It took them a while to embrace e-commerce so it's easy to forgive fashion brands and retailers for taking so long to use leverage smartphone technology to reach customers. But they won't get a free pass for much longer. At a panel during WWD's CEO Summit, savvy apparel retailers are having no trouble wrapping their heads (and dollars) around mobile-friendly sites and apps as a way to boost revenue and connect with consumers.
James Gardner, CEO and co-founder of CREATETHE GROUP, an interactive agency whose clients include Burberry, Calvin Klein, DKNY, Neiman Marcus (NM) and others told me:
Spending is higher on the web, but the mobile apps help brands reach the consumer wherever they are with their mobile device, and offer another engaging way to interact with the brands, strengthen brand loyalty and to offer a creative way for shoppers on the go to browse a brand at their own convenience via an iPhone, iPad or another connected device. This ultimately helps drive sales. While a consumer may spend a few minutes window shopping via a mobile app but may not make a purchase, that action helps convert more sales online and in-store.
Though the preponderance of purchases happen on the Web, Gardner asserts that two of CREATETHE GROUP's largest luxury retailers average eight to nine percent of their total sales through mobile.
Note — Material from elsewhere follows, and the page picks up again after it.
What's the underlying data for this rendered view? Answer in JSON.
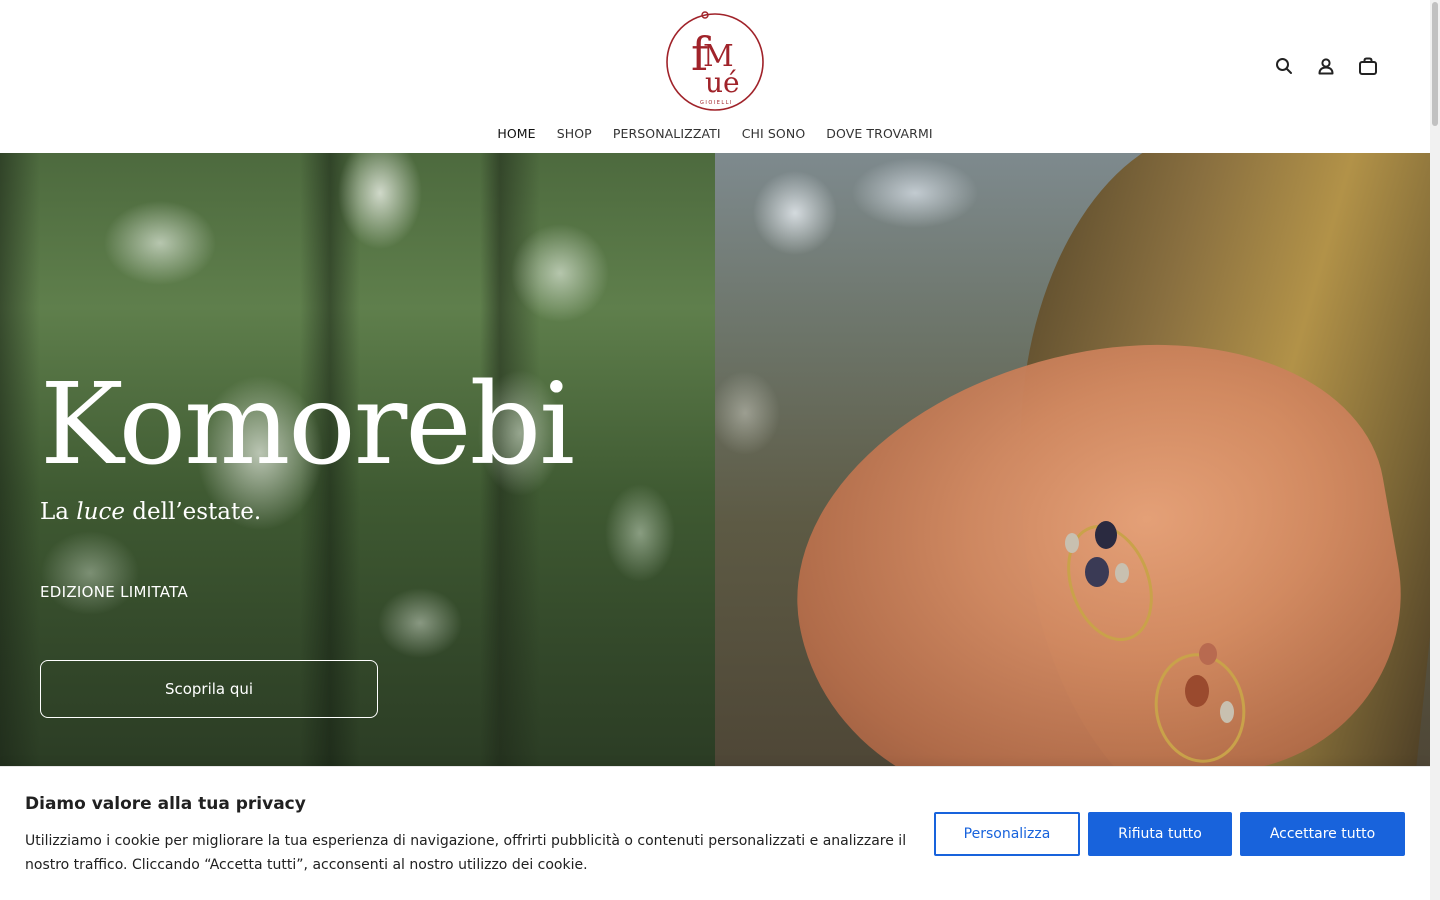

Flash sale site Rue La La projects even bigger results with 20 percent of its sales expected to come through mobile by next year.
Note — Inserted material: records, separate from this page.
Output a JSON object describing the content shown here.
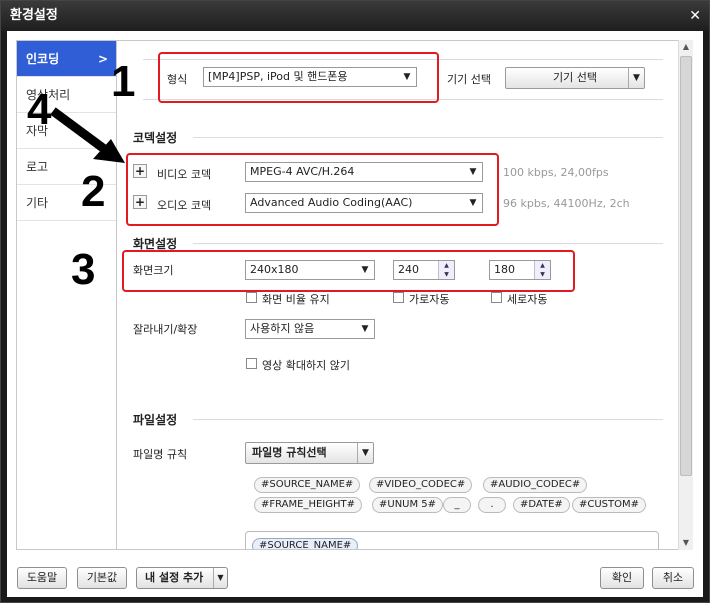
{
  "window": {
    "title": "환경설정",
    "close": "✕"
  },
  "sidebar": {
    "items": [
      {
        "label": "인코딩",
        "chev": ">"
      },
      {
        "label": "영상처리"
      },
      {
        "label": "자막"
      },
      {
        "label": "로고"
      },
      {
        "label": "기타"
      }
    ]
  },
  "format": {
    "label": "형식",
    "value": "[MP4]PSP, iPod 및 핸드폰용",
    "device_label": "기기 선택",
    "device_button": "기기 선택"
  },
  "codec": {
    "title": "코덱설정",
    "video_label": "비디오 코덱",
    "video_value": "MPEG-4 AVC/H.264",
    "video_info": "100 kbps, 24,00fps",
    "audio_label": "오디오 코덱",
    "audio_value": "Advanced Audio Coding(AAC)",
    "audio_info": "96 kpbs, 44100Hz, 2ch"
  },
  "screen": {
    "title": "화면설정",
    "size_label": "화면크기",
    "size_value": "240x180",
    "width": "240",
    "height": "180",
    "keep_ratio": "화면 비율 유지",
    "auto_width": "가로자동",
    "auto_height": "세로자동",
    "crop_label": "잘라내기/확장",
    "crop_value": "사용하지 않음",
    "no_zoom": "영상 확대하지 않기"
  },
  "file": {
    "title": "파일설정",
    "rule_label": "파일명 규칙",
    "rule_button": "파일명 규칙선택",
    "tags_row1": [
      "#SOURCE_NAME#",
      "#VIDEO_CODEC#",
      "#AUDIO_CODEC#"
    ],
    "tags_row2": [
      "#FRAME_HEIGHT#",
      "#UNUM 5#",
      "_",
      ".",
      "#DATE#",
      "#CUSTOM#"
    ],
    "field_tag": "#SOURCE_NAME#"
  },
  "annotations": {
    "n1": "1",
    "n2": "2",
    "n3": "3",
    "n4": "4"
  },
  "buttons": {
    "help": "도움말",
    "default": "기본값",
    "add_setting": "내 설정 추가",
    "ok": "확인",
    "cancel": "취소"
  },
  "colors": {
    "sidebar_active": "#2f5ed7",
    "highlight_box": "#e21a22"
  }
}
The most successful brands to convert will offer customers an array of ways to connect and shop. But you don't necessarily need to rely on an app. Gardner tells me that mobile commerce enabled sites are more important.
While apps were a craze and a focus for 2008 and 2009, what quickly became important to CREATETHE GROUP's clients is mobile commerce - and really making their sites accessible and shopable on all mobile devices including the iPhone and iPad that do not support Flash, because anyone can access a retailer's site on their mobile device whether a branded app is available yet or not. The focus shifted away from apps to mobile commerce, and our most recent examples of mobile commerce enabled sites include Marc Jacobs, Donna Karan, DKNY, and Juicy Couture. With these clients and others, we are in progress of the next level of optimizing mobile design and the checkout process.
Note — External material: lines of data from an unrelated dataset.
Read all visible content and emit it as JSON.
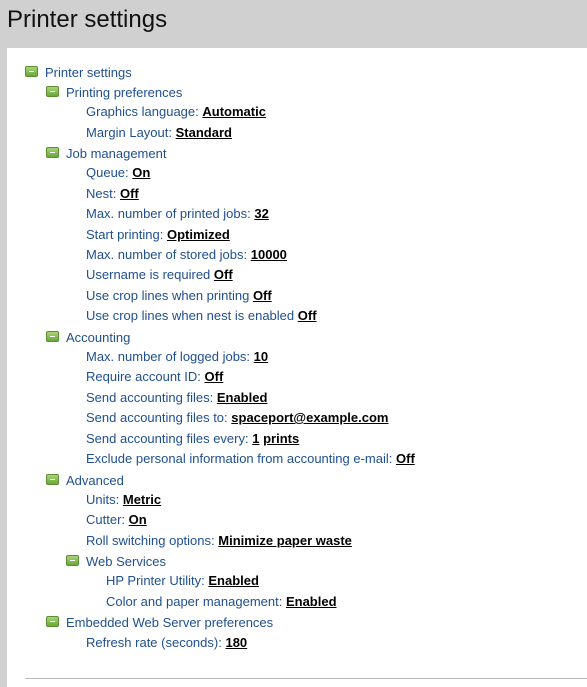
{
  "title": "Printer settings",
  "tree": {
    "root": "Printer settings",
    "printing_preferences": {
      "label": "Printing preferences",
      "graphics_language": {
        "label": "Graphics language:",
        "value": "Automatic"
      },
      "margin_layout": {
        "label": "Margin Layout:",
        "value": "Standard"
      }
    },
    "job_management": {
      "label": "Job management",
      "queue": {
        "label": "Queue:",
        "value": "On"
      },
      "nest": {
        "label": "Nest:",
        "value": "Off"
      },
      "max_printed": {
        "label": "Max. number of printed jobs:",
        "value": "32"
      },
      "start_printing": {
        "label": "Start printing:",
        "value": "Optimized"
      },
      "max_stored": {
        "label": "Max. number of stored jobs:",
        "value": "10000"
      },
      "username_required": {
        "label": "Username is required",
        "value": "Off"
      },
      "crop_printing": {
        "label": "Use crop lines when printing",
        "value": "Off"
      },
      "crop_nest": {
        "label": "Use crop lines when nest is enabled",
        "value": "Off"
      }
    },
    "accounting": {
      "label": "Accounting",
      "max_logged": {
        "label": "Max. number of logged jobs:",
        "value": "10"
      },
      "require_account": {
        "label": "Require account ID:",
        "value": "Off"
      },
      "send_files": {
        "label": "Send accounting files:",
        "value": "Enabled"
      },
      "send_to": {
        "label": "Send accounting files to:",
        "value": "spaceport@example.com"
      },
      "send_every": {
        "label": "Send accounting files every:",
        "value": "1",
        "unit": "prints"
      },
      "exclude_personal": {
        "label": "Exclude personal information from accounting e-mail:",
        "value": "Off"
      }
    },
    "advanced": {
      "label": "Advanced",
      "units": {
        "label": "Units:",
        "value": "Metric"
      },
      "cutter": {
        "label": "Cutter:",
        "value": "On"
      },
      "roll_switching": {
        "label": "Roll switching options:",
        "value": "Minimize paper waste"
      },
      "web_services": {
        "label": "Web Services",
        "hp_utility": {
          "label": "HP Printer Utility:",
          "value": "Enabled"
        },
        "color_paper": {
          "label": "Color and paper management:",
          "value": "Enabled"
        }
      }
    },
    "ews": {
      "label": "Embedded Web Server preferences",
      "refresh_rate": {
        "label": "Refresh rate (seconds):",
        "value": "180"
      }
    }
  }
}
If a brand has the resources to do it, developing an app can offer the potential customer a more robust way to shop remotely. David Yurman's iPhone app for its timepiece collection allows users to browse collections, view detailed descriptions, make purchases through a personal shopper, and view product images in their actual size to see what the piece would look like on their wrist.
Smart brand managers would do well to begin incorporating location based services that go beyond a store locator. Nordstrom's (JWN) recent inventory integration between stores and warehouse allowed shoppers to see what was available in nearby stores or shop online and pick up in the store. The initiative has made Nordstrom's inventory turn at record-setting speeds (to 5.41 in 2009 from 4.84 in 2005) and improved margins on merchandise that would have languished on racks until marked below 50 percent.
There's still plenty of room for improvement. Piers Fawkes, founder of trend research firm PSFK, believes retailers should encourage mobile phones in stores and provide free wi-fi for shoppers to enhance the browsing experience. Fawkes also suggests retailers to take control of their inventory cycles by synchronizing special discounts for groups.
You can encourage people to purchase when you want to move stock. You can also focus on your loyal consumers and reward them with group purchases. And you can test the popularity of new concepts or product ranges or brands before you make them.
One thing's clear: if a multichannel shopper spends four times, on average, what a one-source shopper spends, fashion retailers who haven't started developing mobile-friendly sites yet better get busy.
Image via DKNY